All of the computational intrinsic functions are generic over all of the type kinds provided by the implementation. Thus, for example, the result returned by COS(X) is the appropriate value of kind SINGLE, DOUBLE, IEEE, or P9, depending on whether X is of kind SINGLE, DOUBLE, IEEE, or P9, respectively. This generic property aids significantly in the development of portable robust application code. Intrinsic functions are similarly generic in Fortran 77, but a robustness deficiency of Fortran 77 is that user and implementation (and third party software vendor) supplied procedures cannot be made generic over argument types. Fortran 90 remedies this deficiency. (In this chapter ``polymorphism" can be assumed to mean that generic properties, familiar in regard to the Fortran 77 intrinsic functions, may be specified for and are therefore extended to user-defined procedures.)

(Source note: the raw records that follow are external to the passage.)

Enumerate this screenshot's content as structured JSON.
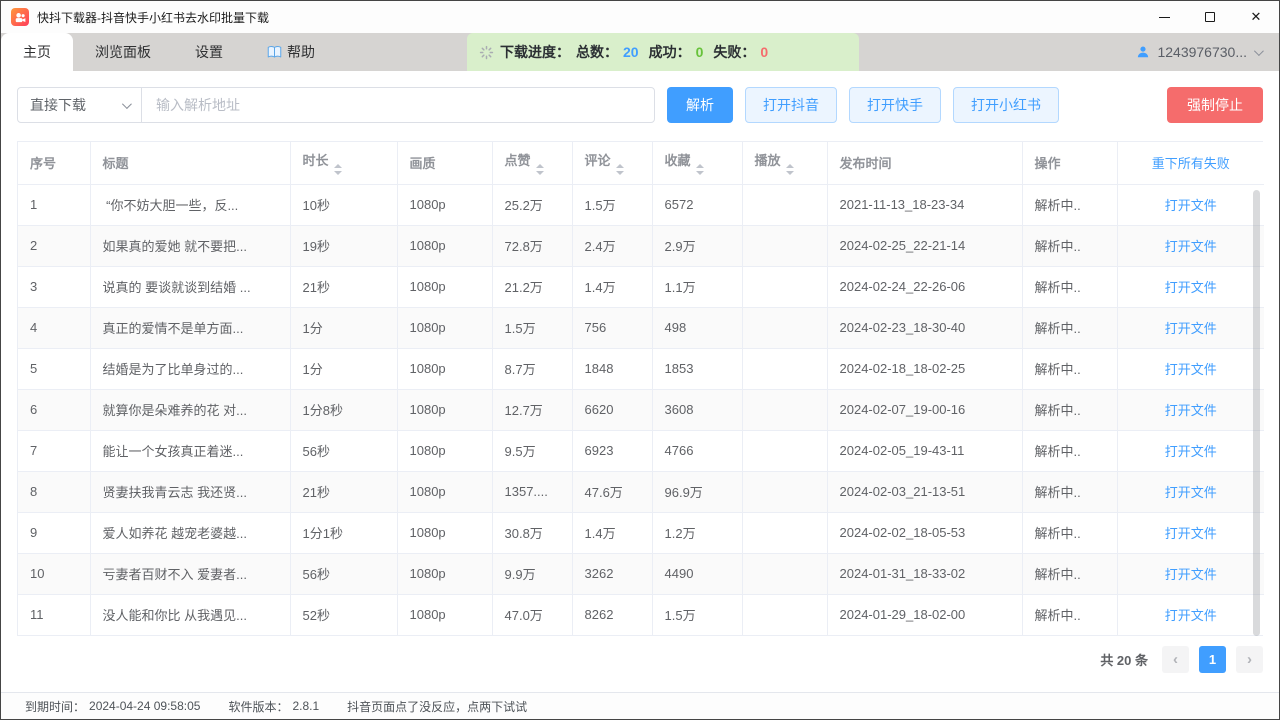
{
  "titlebar": {
    "title": "快抖下载器-抖音快手小红书去水印批量下载",
    "close_glyph": "✕"
  },
  "tabs": [
    {
      "label": "主页",
      "active": true
    },
    {
      "label": "浏览面板",
      "active": false
    },
    {
      "label": "设置",
      "active": false
    },
    {
      "label": "帮助",
      "active": false,
      "icon": "book-icon"
    }
  ],
  "progress": {
    "label": "下载进度：",
    "total_label": "总数：",
    "total": "20",
    "success_label": "成功：",
    "success": "0",
    "fail_label": "失败：",
    "fail": "0"
  },
  "user": {
    "id": "1243976730..."
  },
  "toolbar": {
    "mode_select": "直接下载",
    "input_value": "",
    "input_placeholder": "输入解析地址",
    "parse": "解析",
    "open_douyin": "打开抖音",
    "open_kuaishou": "打开快手",
    "open_xiaohongshu": "打开小红书",
    "force_stop": "强制停止"
  },
  "table": {
    "headers": [
      {
        "key": "index",
        "label": "序号",
        "sortable": false
      },
      {
        "key": "title",
        "label": "标题",
        "sortable": false
      },
      {
        "key": "duration",
        "label": "时长",
        "sortable": true
      },
      {
        "key": "quality",
        "label": "画质",
        "sortable": false
      },
      {
        "key": "likes",
        "label": "点赞",
        "sortable": true
      },
      {
        "key": "comments",
        "label": "评论",
        "sortable": true
      },
      {
        "key": "favorites",
        "label": "收藏",
        "sortable": true
      },
      {
        "key": "plays",
        "label": "播放",
        "sortable": true
      },
      {
        "key": "publish",
        "label": "发布时间",
        "sortable": false
      },
      {
        "key": "action",
        "label": "操作",
        "sortable": false
      },
      {
        "key": "open_file",
        "label": "重下所有失败",
        "sortable": false,
        "link": true
      }
    ],
    "rows": [
      [
        "1",
        " “你不妨大胆一些，反...",
        "10秒",
        "1080p",
        "25.2万",
        "1.5万",
        "6572",
        "",
        "2021-11-13_18-23-34",
        "解析中..",
        "打开文件"
      ],
      [
        "2",
        "如果真的爱她 就不要把...",
        "19秒",
        "1080p",
        "72.8万",
        "2.4万",
        "2.9万",
        "",
        "2024-02-25_22-21-14",
        "解析中..",
        "打开文件"
      ],
      [
        "3",
        "说真的 要谈就谈到结婚 ...",
        "21秒",
        "1080p",
        "21.2万",
        "1.4万",
        "1.1万",
        "",
        "2024-02-24_22-26-06",
        "解析中..",
        "打开文件"
      ],
      [
        "4",
        "真正的爱情不是单方面...",
        "1分",
        "1080p",
        "1.5万",
        "756",
        "498",
        "",
        "2024-02-23_18-30-40",
        "解析中..",
        "打开文件"
      ],
      [
        "5",
        "结婚是为了比单身过的...",
        "1分",
        "1080p",
        "8.7万",
        "1848",
        "1853",
        "",
        "2024-02-18_18-02-25",
        "解析中..",
        "打开文件"
      ],
      [
        "6",
        "就算你是朵难养的花 对...",
        "1分8秒",
        "1080p",
        "12.7万",
        "6620",
        "3608",
        "",
        "2024-02-07_19-00-16",
        "解析中..",
        "打开文件"
      ],
      [
        "7",
        "能让一个女孩真正着迷...",
        "56秒",
        "1080p",
        "9.5万",
        "6923",
        "4766",
        "",
        "2024-02-05_19-43-11",
        "解析中..",
        "打开文件"
      ],
      [
        "8",
        "贤妻扶我青云志 我还贤...",
        "21秒",
        "1080p",
        "1357....",
        "47.6万",
        "96.9万",
        "",
        "2024-02-03_21-13-51",
        "解析中..",
        "打开文件"
      ],
      [
        "9",
        "爱人如养花 越宠老婆越...",
        "1分1秒",
        "1080p",
        "30.8万",
        "1.4万",
        "1.2万",
        "",
        "2024-02-02_18-05-53",
        "解析中..",
        "打开文件"
      ],
      [
        "10",
        "亏妻者百财不入 爱妻者...",
        "56秒",
        "1080p",
        "9.9万",
        "3262",
        "4490",
        "",
        "2024-01-31_18-33-02",
        "解析中..",
        "打开文件"
      ],
      [
        "11",
        "没人能和你比 从我遇见...",
        "52秒",
        "1080p",
        "47.0万",
        "8262",
        "1.5万",
        "",
        "2024-01-29_18-02-00",
        "解析中..",
        "打开文件"
      ]
    ]
  },
  "pagination": {
    "total": "共 20 条",
    "prev": "‹",
    "page": "1",
    "next": "›"
  },
  "statusbar": {
    "expire_label": "到期时间：",
    "expire": "2024-04-24 09:58:05",
    "version_label": "软件版本：",
    "version": "2.8.1",
    "tip": "抖音页面点了没反应，点两下试试"
  },
  "colors": {
    "primary": "#409eff",
    "danger": "#f56c6c",
    "success": "#67c23a",
    "link": "#409eff",
    "progress_bg": "#d9efcb",
    "tabbar_bg": "#d6d4d2"
  },
  "icons": {
    "app": "kuaishou-camera-icon",
    "progress": "loading-spinner-icon",
    "user": "person-icon",
    "help": "open-book-icon"
  }
}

The interface block can be used to specify a generic name for a set of user supplied procedures, or to add procedures to an existing generic name. In the following two examples, the first interface block defines a new generic name (SMOOTH) associated with four specific procedures, and the second interface block extends the COS intrinsic functions to arguments of type RATIONAL.